(EXERCISE DETAILS): Copy every record verbatim. Leave the pictures out.

(DATASET RECORDS):
══════

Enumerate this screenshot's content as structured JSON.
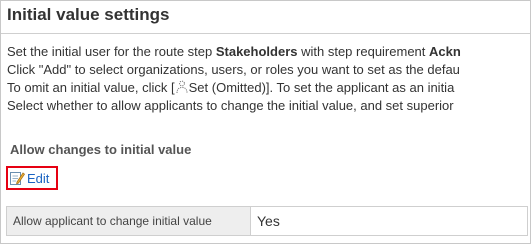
{
  "page": {
    "title": "Initial value settings"
  },
  "description": {
    "line1_pre": "Set the initial user for the route step ",
    "line1_bold1": "Stakeholders",
    "line1_mid": " with step requirement ",
    "line1_bold2": "Ackn",
    "line2": "Click \"Add\" to select organizations, users, or roles you want to set as the defau",
    "line3_pre": "To omit an initial value, click [",
    "line3_icon": "person-icon",
    "line3_post": "Set (Omitted)]. To set the applicant as an initia",
    "line4": "Select whether to allow applicants to change the initial value, and set superior"
  },
  "section": {
    "heading": "Allow changes to initial value",
    "edit_label": "Edit",
    "edit_icon": "edit-icon",
    "highlight_color": "#e60012"
  },
  "settings": {
    "row_label": "Allow applicant to change initial value",
    "row_value": "Yes"
  }
}
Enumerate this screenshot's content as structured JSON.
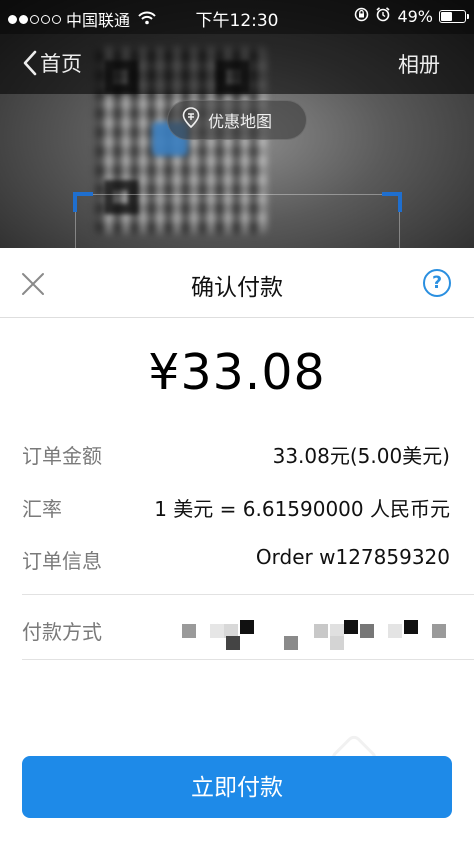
{
  "status_bar": {
    "carrier": "中国联通",
    "time": "下午12:30",
    "battery_percent": "49%",
    "battery_level": 0.49,
    "signal_bars": 2
  },
  "nav": {
    "back_label": "首页",
    "album_label": "相册"
  },
  "scanner": {
    "map_pill_label": "优惠地图"
  },
  "payment": {
    "title": "确认付款",
    "help_glyph": "?",
    "amount": "¥33.08",
    "rows": {
      "order_amount_label": "订单金额",
      "order_amount_value": "33.08元(5.00美元)",
      "rate_label": "汇率",
      "rate_value": "1 美元 = 6.61590000 人民币元",
      "order_info_label": "订单信息",
      "order_info_value": "Order w127859320",
      "method_label": "付款方式"
    },
    "pay_button": "立即付款",
    "accent_color": "#1e8ae8"
  }
}
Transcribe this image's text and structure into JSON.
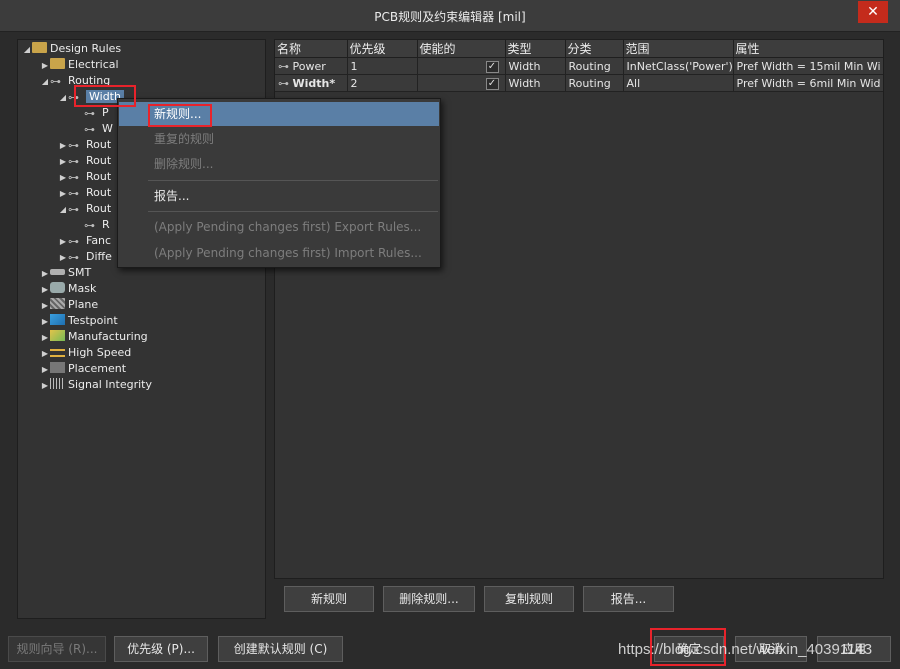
{
  "window": {
    "title": "PCB规则及约束编辑器 [mil]",
    "close_glyph": "✕"
  },
  "tree": {
    "root": "Design Rules",
    "items": [
      {
        "label": "Electrical"
      },
      {
        "label": "Routing"
      },
      {
        "label": "Width"
      },
      {
        "label": "P"
      },
      {
        "label": "W"
      },
      {
        "label": "Rout"
      },
      {
        "label": "Rout"
      },
      {
        "label": "Rout"
      },
      {
        "label": "Rout"
      },
      {
        "label": "Rout"
      },
      {
        "label": "R"
      },
      {
        "label": "Fanc"
      },
      {
        "label": "Diffe"
      },
      {
        "label": "SMT"
      },
      {
        "label": "Mask"
      },
      {
        "label": "Plane"
      },
      {
        "label": "Testpoint"
      },
      {
        "label": "Manufacturing"
      },
      {
        "label": "High Speed"
      },
      {
        "label": "Placement"
      },
      {
        "label": "Signal Integrity"
      }
    ]
  },
  "grid": {
    "headers": [
      "名称",
      "优先级",
      "使能的",
      "类型",
      "分类",
      "范围",
      "属性"
    ],
    "rows": [
      {
        "name": "Power",
        "priority": "1",
        "enabled": "✓",
        "type": "Width",
        "category": "Routing",
        "scope": "InNetClass('Power')",
        "attrs": "Pref Width = 15mil   Min Wi"
      },
      {
        "name": "Width*",
        "priority": "2",
        "enabled": "✓",
        "type": "Width",
        "category": "Routing",
        "scope": "All",
        "attrs": "Pref Width = 6mil    Min Wid"
      }
    ]
  },
  "context_menu": {
    "new_rule": "新规则...",
    "duplicate_rule": "重复的规则",
    "delete_rule": "删除规则...",
    "report": "报告...",
    "export_rules": "(Apply Pending changes first) Export Rules...",
    "import_rules": "(Apply Pending changes first) Import Rules..."
  },
  "panel_buttons": {
    "new_rule": "新规则",
    "delete_rule": "删除规则...",
    "copy_rule": "复制规则",
    "report": "报告..."
  },
  "bottom_buttons": {
    "wizard": "规则向导 (R)...",
    "priorities": "优先级 (P)...",
    "create_default": "创建默认规则 (C)",
    "ok": "确定",
    "cancel": "取消",
    "apply": "应用"
  },
  "watermark": "https://blog.csdn.net/weixin_40391143",
  "colors": {
    "highlight": "#5a7fa6",
    "annotation_red": "#e8232b"
  }
}
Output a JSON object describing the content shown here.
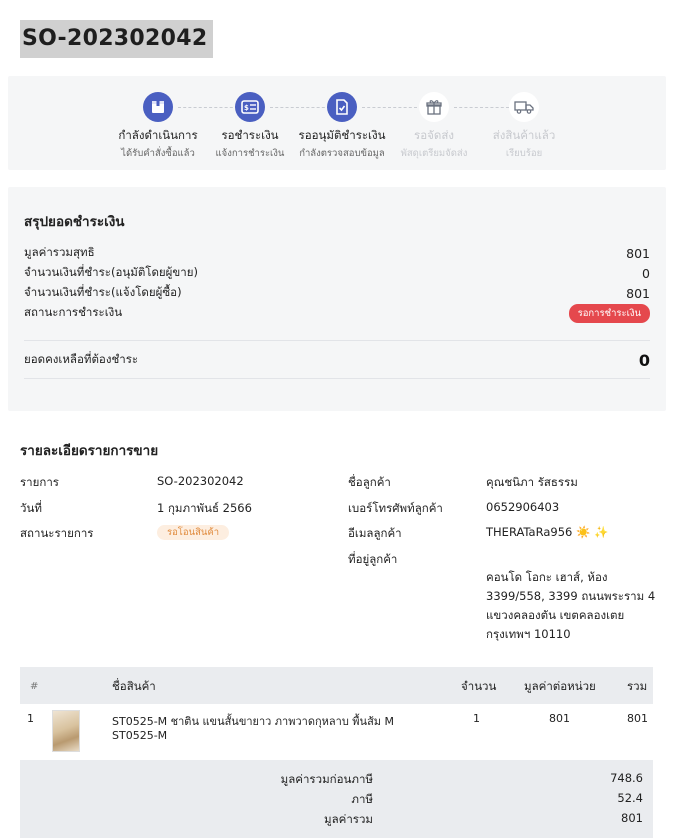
{
  "order": {
    "number": "SO-202302042"
  },
  "steps": [
    {
      "label": "กำลังดำเนินการ",
      "sub": "ได้รับคำสั่งซื้อแล้ว",
      "icon": "box-icon",
      "active": true
    },
    {
      "label": "รอชำระเงิน",
      "sub": "แจ้งการชำระเงิน",
      "icon": "payment-card-icon",
      "active": true
    },
    {
      "label": "รออนุมัติชำระเงิน",
      "sub": "กำลังตรวจสอบข้อมูล",
      "icon": "document-check-icon",
      "active": true
    },
    {
      "label": "รอจัดส่ง",
      "sub": "พัสดุเตรียมจัดส่ง",
      "icon": "gift-box-icon",
      "active": false
    },
    {
      "label": "ส่งสินค้าแล้ว",
      "sub": "เรียบร้อย",
      "icon": "truck-icon",
      "active": false
    }
  ],
  "summary": {
    "title": "สรุปยอดชำระเงิน",
    "rows": [
      {
        "label": "มูลค่ารวมสุทธิ",
        "value": "801"
      },
      {
        "label": "จำนวนเงินที่ชำระ(อนุมัติโดยผู้ขาย)",
        "value": "0"
      },
      {
        "label": "จำนวนเงินที่ชำระ(แจ้งโดยผู้ซื้อ)",
        "value": "801"
      }
    ],
    "status_label": "สถานะการชำระเงิน",
    "status_badge": "รอการชำระเงิน",
    "balance_label": "ยอดคงเหลือที่ต้องชำระ",
    "balance_value": "0"
  },
  "details": {
    "title": "รายละเอียดรายการขาย",
    "order_label": "รายการ",
    "order_value": "SO-202302042",
    "date_label": "วันที่",
    "date_value": "1 กุมภาพันธ์ 2566",
    "status_label": "สถานะรายการ",
    "status_badge": "รอโอนสินค้า",
    "customer_name_label": "ชื่อลูกค้า",
    "customer_name_value": "คุณชนิภา รัสธรรม",
    "phone_label": "เบอร์โทรศัพท์ลูกค้า",
    "phone_value": "0652906403",
    "email_label": "อีเมลลูกค้า",
    "email_value": "THERATaRa956 ☀️ ✨",
    "address_label": "ที่อยู่ลูกค้า",
    "address_value": "คอนโด โอกะ เฮาส์, ห้อง 3399/558, 3399 ถนนพระราม 4 แขวงคลองตัน เขตคลองเตย กรุงเทพฯ 10110"
  },
  "table": {
    "headers": {
      "index": "#",
      "name": "ชื่อสินค้า",
      "qty": "จำนวน",
      "unit_price": "มูลค่าต่อหน่วย",
      "total": "รวม"
    },
    "rows": [
      {
        "index": "1",
        "name_line1": "ST0525-M ชาติน แขนสั้นขายาว ภาพวาดกุหลาบ พื้นส้ม M",
        "name_line2": "ST0525-M",
        "qty": "1",
        "unit_price": "801",
        "total": "801"
      }
    ]
  },
  "totals": {
    "subtotal_label": "มูลค่ารวมก่อนภาษี",
    "subtotal_value": "748.6",
    "tax_label": "ภาษี",
    "tax_value": "52.4",
    "grand_label": "มูลค่ารวม",
    "grand_value": "801"
  },
  "colors": {
    "accent": "#4a5fc1",
    "danger": "#e5484d",
    "warning_bg": "#fdeee0",
    "warning_text": "#e08a3c"
  }
}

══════

(RESPONSE TO THE EXERCISE):
Enumerate this screenshot's content as structured JSON.
{
  "page": {
    "title": "Initial value settings"
  },
  "description": {
    "line1_pre": "Set the initial user for the route step ",
    "line1_bold1": "Stakeholders",
    "line1_mid": " with step requirement ",
    "line1_bold2": "Ackn",
    "line2": "Click \"Add\" to select organizations, users, or roles you want to set as the defau",
    "line3_pre": "To omit an initial value, click [",
    "line3_icon": "person-icon",
    "line3_post": "Set (Omitted)]. To set the applicant as an initia",
    "line4": "Select whether to allow applicants to change the initial value, and set superior"
  },
  "section": {
    "heading": "Allow changes to initial value",
    "edit_label": "Edit",
    "edit_icon": "edit-icon",
    "highlight_color": "#e60012"
  },
  "settings": {
    "row_label": "Allow applicant to change initial value",
    "row_value": "Yes"
  }
}
Enumerate this screenshot's content as structured JSON.
{
  "status_bar": {
    "carrier": "中国联通",
    "time": "下午12:30",
    "battery_percent": "49%",
    "battery_level": 0.49,
    "signal_bars": 2
  },
  "nav": {
    "back_label": "首页",
    "album_label": "相册"
  },
  "scanner": {
    "map_pill_label": "优惠地图"
  },
  "payment": {
    "title": "确认付款",
    "help_glyph": "?",
    "amount": "¥33.08",
    "rows": {
      "order_amount_label": "订单金额",
      "order_amount_value": "33.08元(5.00美元)",
      "rate_label": "汇率",
      "rate_value": "1 美元 = 6.61590000 人民币元",
      "order_info_label": "订单信息",
      "order_info_value": "Order w127859320",
      "method_label": "付款方式"
    },
    "pay_button": "立即付款",
    "accent_color": "#1e8ae8"
  }
}
Transcribe this image's text and structure into JSON.
{
  "window": {
    "title": "PCB规则及约束编辑器 [mil]",
    "close_glyph": "✕"
  },
  "tree": {
    "root": "Design Rules",
    "items": [
      {
        "label": "Electrical"
      },
      {
        "label": "Routing"
      },
      {
        "label": "Width"
      },
      {
        "label": "P"
      },
      {
        "label": "W"
      },
      {
        "label": "Rout"
      },
      {
        "label": "Rout"
      },
      {
        "label": "Rout"
      },
      {
        "label": "Rout"
      },
      {
        "label": "Rout"
      },
      {
        "label": "R"
      },
      {
        "label": "Fanc"
      },
      {
        "label": "Diffe"
      },
      {
        "label": "SMT"
      },
      {
        "label": "Mask"
      },
      {
        "label": "Plane"
      },
      {
        "label": "Testpoint"
      },
      {
        "label": "Manufacturing"
      },
      {
        "label": "High Speed"
      },
      {
        "label": "Placement"
      },
      {
        "label": "Signal Integrity"
      }
    ]
  },
  "grid": {
    "headers": [
      "名称",
      "优先级",
      "使能的",
      "类型",
      "分类",
      "范围",
      "属性"
    ],
    "rows": [
      {
        "name": "Power",
        "priority": "1",
        "enabled": "✓",
        "type": "Width",
        "category": "Routing",
        "scope": "InNetClass('Power')",
        "attrs": "Pref Width = 15mil   Min Wi"
      },
      {
        "name": "Width*",
        "priority": "2",
        "enabled": "✓",
        "type": "Width",
        "category": "Routing",
        "scope": "All",
        "attrs": "Pref Width = 6mil    Min Wid"
      }
    ]
  },
  "context_menu": {
    "new_rule": "新规则...",
    "duplicate_rule": "重复的规则",
    "delete_rule": "删除规则...",
    "report": "报告...",
    "export_rules": "(Apply Pending changes first) Export Rules...",
    "import_rules": "(Apply Pending changes first) Import Rules..."
  },
  "panel_buttons": {
    "new_rule": "新规则",
    "delete_rule": "删除规则...",
    "copy_rule": "复制规则",
    "report": "报告..."
  },
  "bottom_buttons": {
    "wizard": "规则向导 (R)...",
    "priorities": "优先级 (P)...",
    "create_default": "创建默认规则 (C)",
    "ok": "确定",
    "cancel": "取消",
    "apply": "应用"
  },
  "watermark": "https://blog.csdn.net/weixin_40391143",
  "colors": {
    "highlight": "#5a7fa6",
    "annotation_red": "#e8232b"
  }
}
Output a JSON object describing the content shown here.
{
  "order": {
    "number": "SO-202302042"
  },
  "steps": [
    {
      "label": "กำลังดำเนินการ",
      "sub": "ได้รับคำสั่งซื้อแล้ว",
      "icon": "box-icon",
      "active": true
    },
    {
      "label": "รอชำระเงิน",
      "sub": "แจ้งการชำระเงิน",
      "icon": "payment-card-icon",
      "active": true
    },
    {
      "label": "รออนุมัติชำระเงิน",
      "sub": "กำลังตรวจสอบข้อมูล",
      "icon": "document-check-icon",
      "active": true
    },
    {
      "label": "รอจัดส่ง",
      "sub": "พัสดุเตรียมจัดส่ง",
      "icon": "gift-box-icon",
      "active": false
    },
    {
      "label": "ส่งสินค้าแล้ว",
      "sub": "เรียบร้อย",
      "icon": "truck-icon",
      "active": false
    }
  ],
  "summary": {
    "title": "สรุปยอดชำระเงิน",
    "rows": [
      {
        "label": "มูลค่ารวมสุทธิ",
        "value": "801"
      },
      {
        "label": "จำนวนเงินที่ชำระ(อนุมัติโดยผู้ขาย)",
        "value": "0"
      },
      {
        "label": "จำนวนเงินที่ชำระ(แจ้งโดยผู้ซื้อ)",
        "value": "801"
      }
    ],
    "status_label": "สถานะการชำระเงิน",
    "status_badge": "รอการชำระเงิน",
    "balance_label": "ยอดคงเหลือที่ต้องชำระ",
    "balance_value": "0"
  },
  "details": {
    "title": "รายละเอียดรายการขาย",
    "order_label": "รายการ",
    "order_value": "SO-202302042",
    "date_label": "วันที่",
    "date_value": "1 กุมภาพันธ์ 2566",
    "status_label": "สถานะรายการ",
    "status_badge": "รอโอนสินค้า",
    "customer_name_label": "ชื่อลูกค้า",
    "customer_name_value": "คุณชนิภา รัสธรรม",
    "phone_label": "เบอร์โทรศัพท์ลูกค้า",
    "phone_value": "0652906403",
    "email_label": "อีเมลลูกค้า",
    "email_value": "THERATaRa956 ☀️ ✨",
    "address_label": "ที่อยู่ลูกค้า",
    "address_value": "คอนโด โอกะ เฮาส์, ห้อง 3399/558, 3399 ถนนพระราม 4 แขวงคลองตัน เขตคลองเตย กรุงเทพฯ 10110"
  },
  "table": {
    "headers": {
      "index": "#",
      "name": "ชื่อสินค้า",
      "qty": "จำนวน",
      "unit_price": "มูลค่าต่อหน่วย",
      "total": "รวม"
    },
    "rows": [
      {
        "index": "1",
        "name_line1": "ST0525-M ชาติน แขนสั้นขายาว ภาพวาดกุหลาบ พื้นส้ม M",
        "name_line2": "ST0525-M",
        "qty": "1",
        "unit_price": "801",
        "total": "801"
      }
    ]
  },
  "totals": {
    "subtotal_label": "มูลค่ารวมก่อนภาษี",
    "subtotal_value": "748.6",
    "tax_label": "ภาษี",
    "tax_value": "52.4",
    "grand_label": "มูลค่ารวม",
    "grand_value": "801"
  },
  "colors": {
    "accent": "#4a5fc1",
    "danger": "#e5484d",
    "warning_bg": "#fdeee0",
    "warning_text": "#e08a3c"
  }
}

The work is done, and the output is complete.